Other ISU international students interviewed said that throughout the spring professors and classmates have pulled through during the crisis.
“My professors have been very supportive and they have been very accommodating to me,” said Phil Nyaku, from Zimbabwe, Africa, concurrently pursuing a doctorate in political science and a Master of Public Administration . “There has been a quite good support mechanism in this time of crisis. With that support I think we are going to sail through. I want to assure everybody else out there this is going to pass.”
Like others, he also found the isolation of the pandemic a challenge and found own ways to cope with the isolation of the pandemic.
“Now I have to be super disciplined and keep my routine and stay motivated in isolation,” Marshall said. “Yes, we can reach out to our teachers, and, yes, we can reach out to our classmates by different social media, but it is still kind of difficult to keep motivated living alone.”
Nyaku said it was tough being cut off from other people.
“I miss the library, I miss my classmates, and miss talking to my professors,” Nyaku said. “I am one person who likes face-to-face interaction. Since the stay-in-place came in place I’ve been taking things slow, but sometimes I just have to get out on the freeway and drive past McCammon and back to get out of my confined environment. This is just not a normal thing I am doing.”
Even though far from home, students interviewed said their families provided a lot of support during the crisis and because of the Internet, social media and other media they were able to communicate regularly with their families at home staying in touch, helping to alleviate their family’s concerns.
Marshall also mentioned the importance of another support group she had besides her family – her animals, a puppy Yorkshire Terrier named Antonio and a bearded dragon, a lizard about a foot long, to keep her company.
“The bright spot for me is that I’ve had a puppy and really been able to spend time with him, go on walks and just kind of work on mental health and do things I never had time for when I had clinics, school, and, you know – a life,” Marshall said. “With the puppy Antonio and the bearded dragon Elliot, we all spend a lot of time together now.”
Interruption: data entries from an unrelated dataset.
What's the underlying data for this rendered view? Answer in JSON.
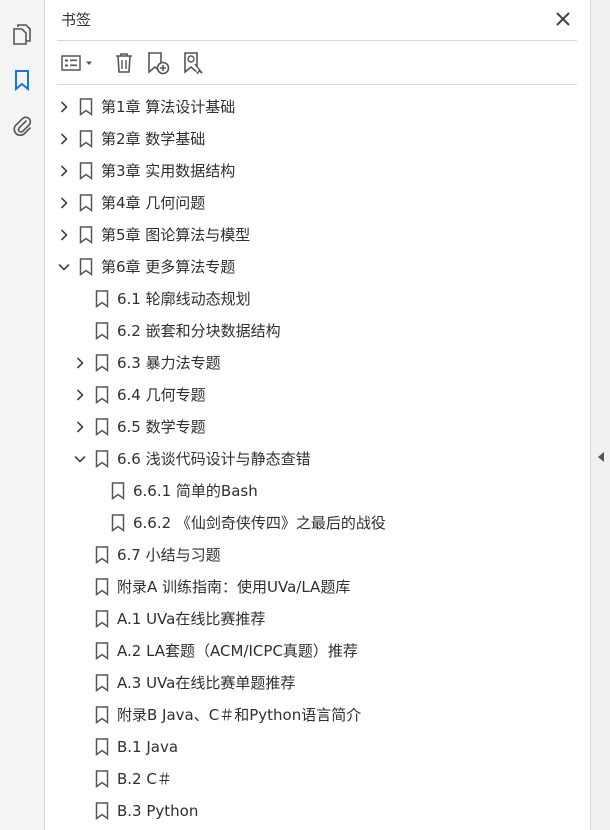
{
  "rail": {
    "pages_icon": "pages-thumbnail-icon",
    "bookmarks_icon": "bookmark-icon",
    "attachments_icon": "paperclip-icon",
    "accent": "#1473e6"
  },
  "panel": {
    "title": "书签",
    "close_icon": "close-icon"
  },
  "toolbar": {
    "options_icon": "options-menu-icon",
    "delete_icon": "trash-icon",
    "new_icon": "new-bookmark-icon",
    "find_icon": "find-bookmark-icon"
  },
  "bookmarks": [
    {
      "label": "第1章 算法设计基础",
      "state": "collapsed"
    },
    {
      "label": "第2章 数学基础",
      "state": "collapsed"
    },
    {
      "label": "第3章 实用数据结构",
      "state": "collapsed"
    },
    {
      "label": "第4章 几何问题",
      "state": "collapsed"
    },
    {
      "label": "第5章 图论算法与模型",
      "state": "collapsed"
    },
    {
      "label": "第6章 更多算法专题",
      "state": "expanded"
    },
    {
      "label": "6.1 轮廓线动态规划",
      "state": "leaf"
    },
    {
      "label": "6.2 嵌套和分块数据结构",
      "state": "leaf"
    },
    {
      "label": "6.3 暴力法专题",
      "state": "collapsed"
    },
    {
      "label": "6.4 几何专题",
      "state": "collapsed"
    },
    {
      "label": "6.5 数学专题",
      "state": "collapsed"
    },
    {
      "label": "6.6 浅谈代码设计与静态查错",
      "state": "expanded"
    },
    {
      "label": "6.6.1 简单的Bash",
      "state": "leaf"
    },
    {
      "label": "6.6.2 《仙剑奇侠传四》之最后的战役",
      "state": "leaf"
    },
    {
      "label": "6.7 小结与习题",
      "state": "leaf"
    },
    {
      "label": "附录A  训练指南：使用UVa/LA题库",
      "state": "leaf"
    },
    {
      "label": "A.1  UVa在线比赛推荐",
      "state": "leaf"
    },
    {
      "label": "A.2  LA套题（ACM/ICPC真题）推荐",
      "state": "leaf"
    },
    {
      "label": "A.3  UVa在线比赛单题推荐",
      "state": "leaf"
    },
    {
      "label": "附录B  Java、C＃和Python语言简介",
      "state": "leaf"
    },
    {
      "label": "B.1  Java",
      "state": "leaf"
    },
    {
      "label": "B.2  C＃",
      "state": "leaf"
    },
    {
      "label": "B.3  Python",
      "state": "leaf"
    }
  ],
  "divider": {
    "collapse_icon": "collapse-left-icon"
  }
}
There were other unexpected silver linings in being isolated during the pandemic.
“All this time gave me the opportunity to think about if I am doing the right thing and if I am on the right path for my career because I never had this much time to think about things,” Medasetti said. “That is one advantage I got. I feel confident in myself that I am taking the right path and learning new skills. I even started learning new cooking recipes because I have a little more time and I am trying to have new hobbies.”